BEGIN DATASET RECORDS

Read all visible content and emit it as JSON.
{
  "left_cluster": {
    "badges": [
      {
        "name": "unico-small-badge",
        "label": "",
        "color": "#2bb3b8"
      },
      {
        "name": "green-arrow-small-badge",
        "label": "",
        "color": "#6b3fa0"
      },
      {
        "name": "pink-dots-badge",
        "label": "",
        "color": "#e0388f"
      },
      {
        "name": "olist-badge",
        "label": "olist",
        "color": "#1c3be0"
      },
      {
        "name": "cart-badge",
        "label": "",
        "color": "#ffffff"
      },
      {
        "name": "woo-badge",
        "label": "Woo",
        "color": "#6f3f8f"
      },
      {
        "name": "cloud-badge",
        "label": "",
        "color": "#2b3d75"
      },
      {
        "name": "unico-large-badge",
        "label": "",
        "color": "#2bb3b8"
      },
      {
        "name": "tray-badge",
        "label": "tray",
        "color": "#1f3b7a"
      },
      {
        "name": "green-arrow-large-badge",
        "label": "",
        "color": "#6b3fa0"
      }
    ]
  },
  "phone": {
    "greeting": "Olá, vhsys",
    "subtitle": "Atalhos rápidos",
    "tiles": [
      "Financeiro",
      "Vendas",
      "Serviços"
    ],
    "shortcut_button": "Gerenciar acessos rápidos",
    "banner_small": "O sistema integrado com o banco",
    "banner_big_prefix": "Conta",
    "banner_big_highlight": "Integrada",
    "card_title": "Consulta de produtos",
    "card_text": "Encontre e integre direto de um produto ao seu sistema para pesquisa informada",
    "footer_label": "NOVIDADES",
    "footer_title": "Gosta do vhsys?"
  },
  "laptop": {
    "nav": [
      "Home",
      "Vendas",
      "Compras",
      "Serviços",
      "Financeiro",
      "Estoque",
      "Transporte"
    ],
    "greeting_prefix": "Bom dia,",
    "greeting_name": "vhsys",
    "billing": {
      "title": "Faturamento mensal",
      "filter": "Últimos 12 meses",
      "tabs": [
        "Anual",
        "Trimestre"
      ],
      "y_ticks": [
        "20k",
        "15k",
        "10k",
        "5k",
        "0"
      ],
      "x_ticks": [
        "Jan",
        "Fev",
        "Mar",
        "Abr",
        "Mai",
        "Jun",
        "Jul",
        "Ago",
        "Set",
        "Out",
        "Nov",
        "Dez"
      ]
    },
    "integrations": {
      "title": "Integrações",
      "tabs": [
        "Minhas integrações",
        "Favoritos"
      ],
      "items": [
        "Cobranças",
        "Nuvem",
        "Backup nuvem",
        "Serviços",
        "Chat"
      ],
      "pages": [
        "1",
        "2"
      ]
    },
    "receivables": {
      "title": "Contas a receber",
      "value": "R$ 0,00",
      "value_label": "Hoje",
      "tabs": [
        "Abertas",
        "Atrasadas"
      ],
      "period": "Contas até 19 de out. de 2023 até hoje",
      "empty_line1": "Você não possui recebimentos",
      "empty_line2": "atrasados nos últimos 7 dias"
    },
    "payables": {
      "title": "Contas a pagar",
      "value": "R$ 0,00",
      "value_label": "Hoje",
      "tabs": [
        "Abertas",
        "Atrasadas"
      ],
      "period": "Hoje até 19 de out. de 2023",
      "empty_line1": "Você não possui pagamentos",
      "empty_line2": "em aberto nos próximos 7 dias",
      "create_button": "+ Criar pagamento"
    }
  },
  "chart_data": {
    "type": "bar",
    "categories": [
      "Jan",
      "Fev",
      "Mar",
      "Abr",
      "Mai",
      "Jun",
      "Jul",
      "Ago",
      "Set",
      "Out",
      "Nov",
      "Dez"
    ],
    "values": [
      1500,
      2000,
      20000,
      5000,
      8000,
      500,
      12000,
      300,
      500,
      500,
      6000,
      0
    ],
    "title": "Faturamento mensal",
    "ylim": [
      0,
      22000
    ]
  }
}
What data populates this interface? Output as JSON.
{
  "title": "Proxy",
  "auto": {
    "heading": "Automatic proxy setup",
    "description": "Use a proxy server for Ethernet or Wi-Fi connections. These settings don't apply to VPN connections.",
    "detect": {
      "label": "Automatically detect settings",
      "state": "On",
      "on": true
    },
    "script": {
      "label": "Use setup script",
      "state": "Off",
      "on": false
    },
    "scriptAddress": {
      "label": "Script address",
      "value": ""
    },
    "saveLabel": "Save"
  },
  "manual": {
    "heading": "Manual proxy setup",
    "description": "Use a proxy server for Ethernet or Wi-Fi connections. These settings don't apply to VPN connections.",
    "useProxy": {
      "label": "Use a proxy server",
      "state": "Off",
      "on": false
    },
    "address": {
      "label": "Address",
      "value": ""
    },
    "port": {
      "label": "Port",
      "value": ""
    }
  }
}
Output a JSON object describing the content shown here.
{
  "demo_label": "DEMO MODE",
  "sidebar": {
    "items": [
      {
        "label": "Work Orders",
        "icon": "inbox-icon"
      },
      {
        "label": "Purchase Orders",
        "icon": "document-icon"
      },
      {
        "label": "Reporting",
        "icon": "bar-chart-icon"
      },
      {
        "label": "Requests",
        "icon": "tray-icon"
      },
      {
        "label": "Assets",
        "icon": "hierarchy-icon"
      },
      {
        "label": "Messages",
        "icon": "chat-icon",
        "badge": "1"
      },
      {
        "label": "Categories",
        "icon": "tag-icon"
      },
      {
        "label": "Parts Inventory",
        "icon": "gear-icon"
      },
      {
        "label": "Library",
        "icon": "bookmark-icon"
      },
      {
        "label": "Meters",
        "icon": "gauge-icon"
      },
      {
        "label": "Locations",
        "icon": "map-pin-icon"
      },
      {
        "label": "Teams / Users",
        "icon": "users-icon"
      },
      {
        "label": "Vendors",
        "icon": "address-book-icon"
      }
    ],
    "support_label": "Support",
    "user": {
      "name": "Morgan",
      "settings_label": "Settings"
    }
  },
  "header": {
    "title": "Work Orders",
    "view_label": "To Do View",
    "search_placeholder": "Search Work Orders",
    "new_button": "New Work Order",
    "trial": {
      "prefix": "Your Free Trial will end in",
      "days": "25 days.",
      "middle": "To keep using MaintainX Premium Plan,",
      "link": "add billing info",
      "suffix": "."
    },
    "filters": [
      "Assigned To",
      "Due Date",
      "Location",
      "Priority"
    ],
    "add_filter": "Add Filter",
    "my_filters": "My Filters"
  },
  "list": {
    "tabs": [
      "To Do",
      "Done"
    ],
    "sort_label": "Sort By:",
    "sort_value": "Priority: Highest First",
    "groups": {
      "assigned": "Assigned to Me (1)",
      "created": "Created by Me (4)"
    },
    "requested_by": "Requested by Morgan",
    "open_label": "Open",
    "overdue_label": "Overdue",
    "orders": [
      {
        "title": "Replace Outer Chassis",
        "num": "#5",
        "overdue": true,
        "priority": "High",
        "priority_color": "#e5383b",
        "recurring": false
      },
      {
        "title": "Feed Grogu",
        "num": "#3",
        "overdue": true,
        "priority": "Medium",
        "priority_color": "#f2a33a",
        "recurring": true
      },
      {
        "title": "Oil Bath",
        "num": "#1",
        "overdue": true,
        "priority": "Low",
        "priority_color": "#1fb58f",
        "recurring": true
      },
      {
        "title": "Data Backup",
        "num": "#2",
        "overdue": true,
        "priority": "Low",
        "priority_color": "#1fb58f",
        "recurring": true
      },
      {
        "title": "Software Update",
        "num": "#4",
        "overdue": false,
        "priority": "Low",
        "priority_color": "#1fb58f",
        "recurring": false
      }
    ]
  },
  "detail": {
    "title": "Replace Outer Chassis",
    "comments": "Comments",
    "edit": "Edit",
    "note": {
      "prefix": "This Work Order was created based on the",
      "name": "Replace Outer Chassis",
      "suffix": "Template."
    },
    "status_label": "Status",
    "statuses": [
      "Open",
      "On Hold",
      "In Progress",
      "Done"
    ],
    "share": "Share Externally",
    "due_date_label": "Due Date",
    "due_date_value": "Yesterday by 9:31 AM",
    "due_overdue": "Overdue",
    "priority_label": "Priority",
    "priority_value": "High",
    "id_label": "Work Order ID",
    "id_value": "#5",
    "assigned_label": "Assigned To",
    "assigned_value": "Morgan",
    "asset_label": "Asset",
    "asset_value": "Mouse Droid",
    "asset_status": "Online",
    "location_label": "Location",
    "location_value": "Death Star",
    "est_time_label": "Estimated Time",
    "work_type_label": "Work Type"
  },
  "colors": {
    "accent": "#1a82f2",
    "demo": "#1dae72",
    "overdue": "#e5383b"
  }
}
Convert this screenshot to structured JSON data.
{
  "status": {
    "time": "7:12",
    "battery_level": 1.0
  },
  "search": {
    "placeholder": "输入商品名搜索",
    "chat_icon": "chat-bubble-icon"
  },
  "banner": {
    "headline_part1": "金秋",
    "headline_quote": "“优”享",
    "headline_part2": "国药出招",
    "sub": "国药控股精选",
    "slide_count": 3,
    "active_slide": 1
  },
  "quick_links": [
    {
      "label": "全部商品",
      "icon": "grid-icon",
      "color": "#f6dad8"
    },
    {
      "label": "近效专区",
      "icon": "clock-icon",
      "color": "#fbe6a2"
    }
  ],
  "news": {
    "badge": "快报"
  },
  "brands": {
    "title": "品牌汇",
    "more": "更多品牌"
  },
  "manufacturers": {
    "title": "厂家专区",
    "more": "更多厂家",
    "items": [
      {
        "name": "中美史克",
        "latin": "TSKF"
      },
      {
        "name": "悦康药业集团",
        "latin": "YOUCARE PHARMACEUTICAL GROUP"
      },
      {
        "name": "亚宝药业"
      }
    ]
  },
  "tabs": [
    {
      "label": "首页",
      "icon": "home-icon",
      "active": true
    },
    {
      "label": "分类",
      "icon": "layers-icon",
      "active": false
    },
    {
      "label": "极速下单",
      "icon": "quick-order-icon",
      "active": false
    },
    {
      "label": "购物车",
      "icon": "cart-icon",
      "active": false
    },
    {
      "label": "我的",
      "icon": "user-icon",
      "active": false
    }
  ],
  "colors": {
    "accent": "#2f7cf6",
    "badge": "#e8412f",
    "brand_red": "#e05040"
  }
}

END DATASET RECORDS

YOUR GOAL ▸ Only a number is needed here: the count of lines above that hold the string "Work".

ANSWER BELOW ▸ 7